▶ _Task objective_:
What is needed here is an exact copy of all the records below.
--- --- ---
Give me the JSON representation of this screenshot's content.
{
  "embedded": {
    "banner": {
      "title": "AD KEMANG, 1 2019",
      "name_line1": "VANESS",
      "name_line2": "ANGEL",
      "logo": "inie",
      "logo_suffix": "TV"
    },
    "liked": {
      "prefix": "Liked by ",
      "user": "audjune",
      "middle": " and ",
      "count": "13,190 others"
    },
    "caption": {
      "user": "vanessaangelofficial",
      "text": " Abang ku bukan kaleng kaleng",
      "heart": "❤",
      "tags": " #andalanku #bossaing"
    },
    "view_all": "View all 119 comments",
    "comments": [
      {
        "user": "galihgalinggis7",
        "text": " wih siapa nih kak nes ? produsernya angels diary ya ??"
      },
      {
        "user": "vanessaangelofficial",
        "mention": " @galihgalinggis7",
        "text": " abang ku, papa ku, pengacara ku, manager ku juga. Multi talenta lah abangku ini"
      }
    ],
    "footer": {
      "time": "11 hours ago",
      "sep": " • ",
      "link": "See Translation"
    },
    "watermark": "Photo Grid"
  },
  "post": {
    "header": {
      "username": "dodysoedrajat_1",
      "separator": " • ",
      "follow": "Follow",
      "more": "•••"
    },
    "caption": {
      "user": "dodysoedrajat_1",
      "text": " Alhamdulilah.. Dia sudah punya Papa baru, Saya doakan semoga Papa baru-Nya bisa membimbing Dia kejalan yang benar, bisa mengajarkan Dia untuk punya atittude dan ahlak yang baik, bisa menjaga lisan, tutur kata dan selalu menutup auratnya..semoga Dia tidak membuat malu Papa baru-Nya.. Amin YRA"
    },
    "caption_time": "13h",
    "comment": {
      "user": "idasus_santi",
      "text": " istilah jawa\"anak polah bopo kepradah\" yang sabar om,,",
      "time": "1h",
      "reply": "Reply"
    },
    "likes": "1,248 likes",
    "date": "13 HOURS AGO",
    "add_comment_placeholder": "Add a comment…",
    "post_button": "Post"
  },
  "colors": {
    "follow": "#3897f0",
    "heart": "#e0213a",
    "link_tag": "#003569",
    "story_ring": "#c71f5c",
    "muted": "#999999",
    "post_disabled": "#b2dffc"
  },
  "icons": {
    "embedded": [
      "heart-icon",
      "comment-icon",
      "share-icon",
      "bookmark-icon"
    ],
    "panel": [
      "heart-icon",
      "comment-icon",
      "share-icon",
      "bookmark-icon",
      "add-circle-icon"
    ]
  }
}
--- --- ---
▶ _Task response_:
Give me the JSON representation of this screenshot's content.
{
  "embedded": {
    "banner": {
      "title": "AD KEMANG, 1 2019",
      "name_line1": "VANESS",
      "name_line2": "ANGEL",
      "logo": "inie",
      "logo_suffix": "TV"
    },
    "liked": {
      "prefix": "Liked by ",
      "user": "audjune",
      "middle": " and ",
      "count": "13,190 others"
    },
    "caption": {
      "user": "vanessaangelofficial",
      "text": " Abang ku bukan kaleng kaleng",
      "heart": "❤",
      "tags": " #andalanku #bossaing"
    },
    "view_all": "View all 119 comments",
    "comments": [
      {
        "user": "galihgalinggis7",
        "text": " wih siapa nih kak nes ? produsernya angels diary ya ??"
      },
      {
        "user": "vanessaangelofficial",
        "mention": " @galihgalinggis7",
        "text": " abang ku, papa ku, pengacara ku, manager ku juga. Multi talenta lah abangku ini"
      }
    ],
    "footer": {
      "time": "11 hours ago",
      "sep": " • ",
      "link": "See Translation"
    },
    "watermark": "Photo Grid"
  },
  "post": {
    "header": {
      "username": "dodysoedrajat_1",
      "separator": " • ",
      "follow": "Follow",
      "more": "•••"
    },
    "caption": {
      "user": "dodysoedrajat_1",
      "text": " Alhamdulilah.. Dia sudah punya Papa baru, Saya doakan semoga Papa baru-Nya bisa membimbing Dia kejalan yang benar, bisa mengajarkan Dia untuk punya atittude dan ahlak yang baik, bisa menjaga lisan, tutur kata dan selalu menutup auratnya..semoga Dia tidak membuat malu Papa baru-Nya.. Amin YRA"
    },
    "caption_time": "13h",
    "comment": {
      "user": "idasus_santi",
      "text": " istilah jawa\"anak polah bopo kepradah\" yang sabar om,,",
      "time": "1h",
      "reply": "Reply"
    },
    "likes": "1,248 likes",
    "date": "13 HOURS AGO",
    "add_comment_placeholder": "Add a comment…",
    "post_button": "Post"
  },
  "colors": {
    "follow": "#3897f0",
    "heart": "#e0213a",
    "link_tag": "#003569",
    "story_ring": "#c71f5c",
    "muted": "#999999",
    "post_disabled": "#b2dffc"
  },
  "icons": {
    "embedded": [
      "heart-icon",
      "comment-icon",
      "share-icon",
      "bookmark-icon"
    ],
    "panel": [
      "heart-icon",
      "comment-icon",
      "share-icon",
      "bookmark-icon",
      "add-circle-icon"
    ]
  }
}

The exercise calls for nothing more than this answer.